Survivors of Poaching Snares
This past June, I had the opportunity to travel to Kenya for three weeks and observe elephants from Tsavo East to Amboseli (you can read all about it HERE). While camping in Tsavo East, I met rangers who work for Care For the Wild. These rangers work 24/7 protecting wildlife from poachers. The team removes well over 1000 snares per year. Based on a conservative estimate of 5% daily catch potential per set snare these patrols prevent the potential maiming and killing of around 150,000 animals every year. However, one ranger confessed to me that this year will probably be a busy one for them since there was little rainfall, so many locals will be coming into the park to poach the smaller animals for food. However, snares do not discriminate between what sort of animals get caught, killed or maimed.

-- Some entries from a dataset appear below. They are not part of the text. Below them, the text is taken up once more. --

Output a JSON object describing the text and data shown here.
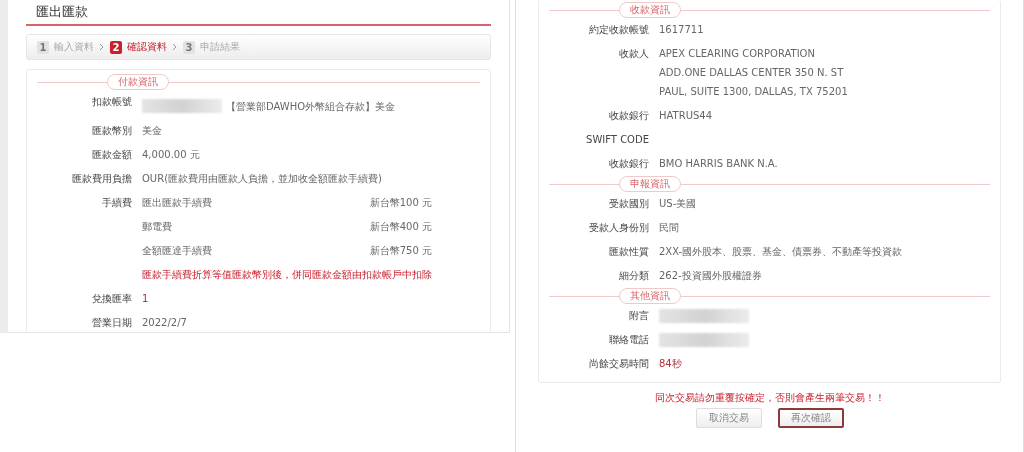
{
  "left": {
    "title": "匯出匯款",
    "steps": [
      {
        "number": "1",
        "label": "輸入資料",
        "selected": false
      },
      {
        "number": "2",
        "label": "確認資料",
        "selected": true
      },
      {
        "number": "3",
        "label": "申請結果",
        "selected": false
      }
    ],
    "section": "付款資訊",
    "rows": [
      {
        "kind": "masked",
        "label": "扣款帳號",
        "value": "【營業部DAWHO外幣組合存款】美金"
      },
      {
        "kind": "plain",
        "label": "匯款幣別",
        "value": "美金"
      },
      {
        "kind": "plain",
        "label": "匯款金額",
        "value": "4,000.00 元"
      },
      {
        "kind": "plain",
        "label": "匯款費用負擔",
        "value": "OUR(匯款費用由匯款人負擔，並加收全額匯款手續費)"
      },
      {
        "kind": "fees",
        "label": "手續費",
        "fees": [
          {
            "name": "匯出匯款手續費",
            "amount": "新台幣100 元"
          },
          {
            "name": "郵電費",
            "amount": "新台幣400 元"
          },
          {
            "name": "全額匯達手續費",
            "amount": "新台幣750 元"
          }
        ],
        "note": "匯款手續費折算等值匯款幣別後，併同匯款金額由扣款帳戶中扣除"
      },
      {
        "kind": "highlight",
        "label": "兌換匯率",
        "value": "1"
      },
      {
        "kind": "plain",
        "label": "營業日期",
        "value": "2022/2/7"
      }
    ]
  },
  "right": {
    "sections": [
      {
        "title": "收款資訊",
        "rows": [
          {
            "kind": "plain",
            "label": "約定收款帳號",
            "lines": [
              "1617711"
            ]
          },
          {
            "kind": "plain",
            "label": "收款人",
            "lines": [
              "APEX CLEARING CORPORATION",
              "ADD.ONE DALLAS CENTER 350 N. ST",
              "PAUL, SUITE 1300, DALLAS, TX 75201"
            ]
          },
          {
            "kind": "plain",
            "label": "收款銀行",
            "lines": [
              "HATRUS44"
            ]
          },
          {
            "kind": "plain",
            "label": "SWIFT CODE",
            "lines": []
          },
          {
            "kind": "plain",
            "label": "收款銀行",
            "lines": [
              "BMO HARRIS BANK N.A."
            ]
          }
        ]
      },
      {
        "title": "申報資訊",
        "rows": [
          {
            "kind": "plain",
            "label": "受款國別",
            "lines": [
              "US-美國"
            ]
          },
          {
            "kind": "plain",
            "label": "受款人身份別",
            "lines": [
              "民間"
            ]
          },
          {
            "kind": "plain",
            "label": "匯款性質",
            "lines": [
              "2XX-國外股本、股票、基金、債票券、不動產等投資款"
            ]
          },
          {
            "kind": "plain",
            "label": "細分類",
            "lines": [
              "262-投資國外股權證券"
            ]
          }
        ]
      },
      {
        "title": "其他資訊",
        "rows": [
          {
            "kind": "masked",
            "label": "附言",
            "lines": []
          },
          {
            "kind": "masked",
            "label": "聯絡電話",
            "lines": []
          },
          {
            "kind": "highlight",
            "label": "尚餘交易時間",
            "lines": [
              "84秒"
            ]
          }
        ]
      }
    ],
    "warning": "同次交易請勿重覆按確定，否則會產生兩筆交易！！",
    "buttons": [
      {
        "label": "取消交易",
        "focused": false
      },
      {
        "label": "再次確認",
        "focused": true
      }
    ]
  }
}
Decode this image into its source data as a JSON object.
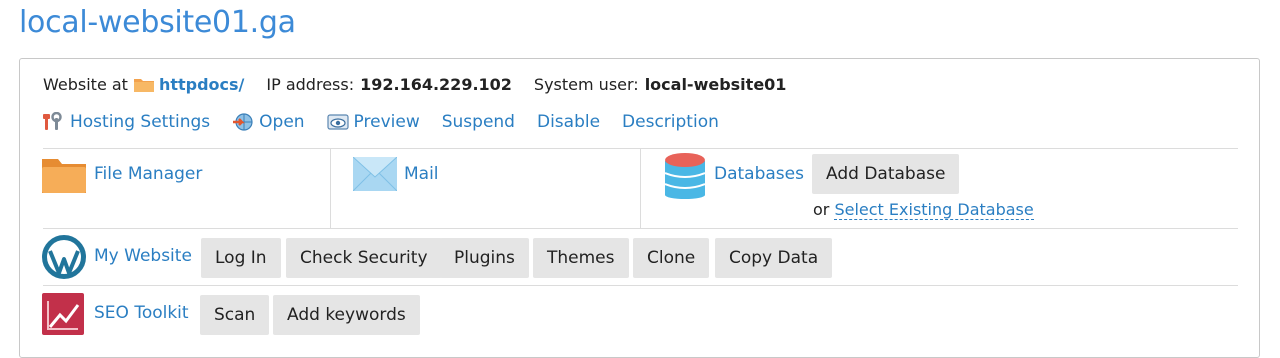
{
  "domain": {
    "name": "local-website01.ga"
  },
  "info": {
    "website_at_label": "Website at",
    "docroot_link": "httpdocs/",
    "ip_label": "IP address:",
    "ip_value": "192.164.229.102",
    "user_label": "System user:",
    "user_value": "local-website01"
  },
  "actions": {
    "hosting_settings": "Hosting Settings",
    "open": "Open",
    "preview": "Preview",
    "suspend": "Suspend",
    "disable": "Disable",
    "description": "Description"
  },
  "tiles": {
    "file_manager": "File Manager",
    "mail": "Mail",
    "databases": "Databases",
    "add_database": "Add Database",
    "or_text": "or",
    "select_existing_database": "Select Existing Database"
  },
  "wordpress": {
    "label": "My Website",
    "buttons": [
      "Log In",
      "Check Security",
      "Plugins",
      "Themes",
      "Clone",
      "Copy Data"
    ]
  },
  "seo": {
    "label": "SEO Toolkit",
    "buttons": [
      "Scan",
      "Add keywords"
    ]
  },
  "icons": {
    "folder": "folder-icon",
    "hosting": "tools-icon",
    "open": "globe-arrow-icon",
    "preview": "eye-icon",
    "mail": "envelope-icon",
    "databases": "database-icon",
    "wordpress": "wordpress-icon",
    "seo": "seo-chart-icon"
  },
  "colors": {
    "link": "#2a7ec2",
    "title": "#3c8ad7",
    "button_bg": "#e5e5e5",
    "folder": "#f3a24d",
    "database": "#4ab7e5",
    "database_top": "#e86259",
    "seo": "#c2304a"
  }
}
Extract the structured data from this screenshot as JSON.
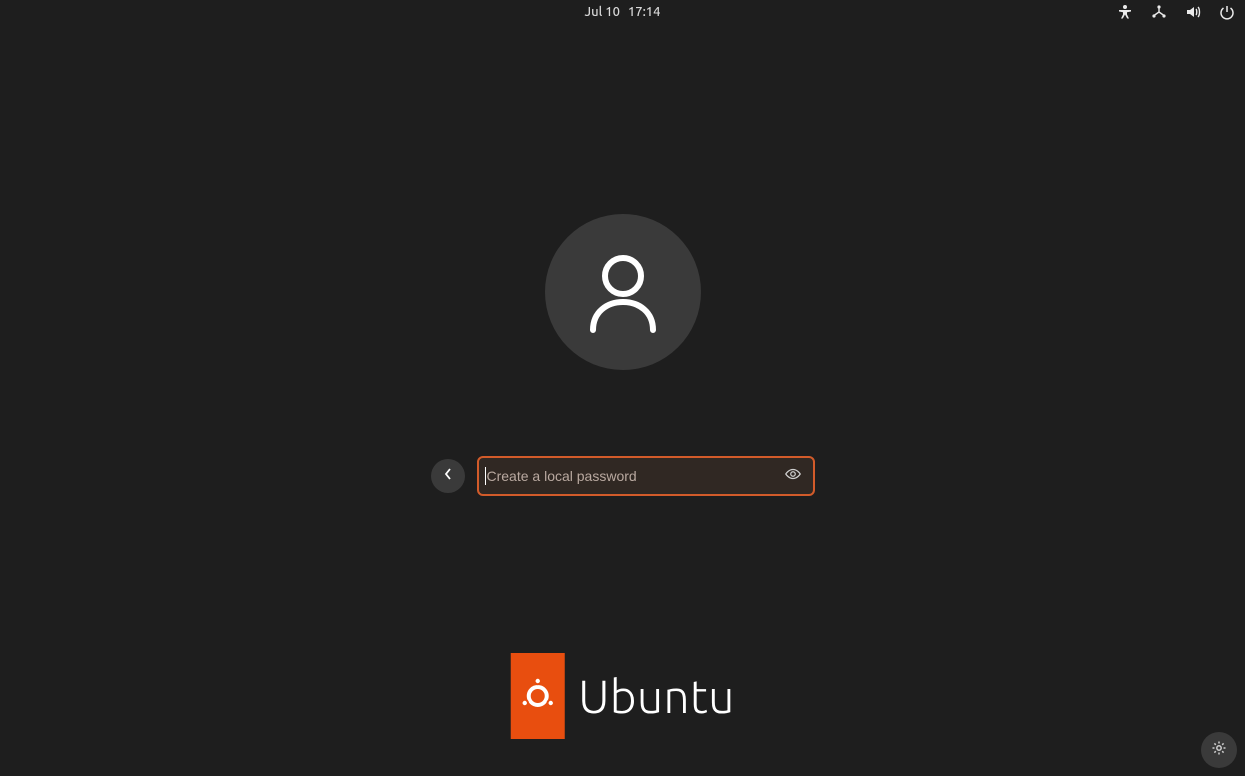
{
  "topbar": {
    "date": "Jul 10",
    "time": "17:14"
  },
  "login": {
    "password_placeholder": "Create a local password",
    "password_value": ""
  },
  "brand": {
    "name": "Ubuntu"
  },
  "colors": {
    "accent": "#e84e0f",
    "focus_border": "#d25b2a",
    "background": "#1e1e1e"
  }
}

Below is a photograph of snares removed from the park by the rangers I met.
Often, larger animals such as elephants will get caught in a snare. A few days later while visiting the David Sheldrick Wildlife Trust stockades at Voi, I met this beautiful orphan Mbirikani, a victim of one of these snares. Luckily, she survived.
Unfortunately, snares are a real problem in African wildlife parks. These graphics are shared from DSWT’s anti poaching units show just how many snares are found and destroyed by rangers each year in various parts of Kenya.
What can be done? Join the Herd!
Join Elephantopia in supporting GRI: Game Rangers International in Zambia! GRI is an organization dedicated to protecting Zambia’s wildlife from poachers. They also care for orphaned elephants, many of whom are victims of the ivory trade and human-elephant conflict. For World Ranger Day we sent your notes of encouragement to rangers and every quarter we seek to raise $3,000USD to cover the care of Kavala, an orphaned elephant victim of the ivory trade. This October 4, we are participating in the Global March for Elephants and Rhinos. We invite you to come out and join our event if you live nearby! Otherwise, please consider donating to the March HERE or participating in our fundraiser for Kavala HERE. With your help, we are building a community of people committed to saving elephants! Thank you!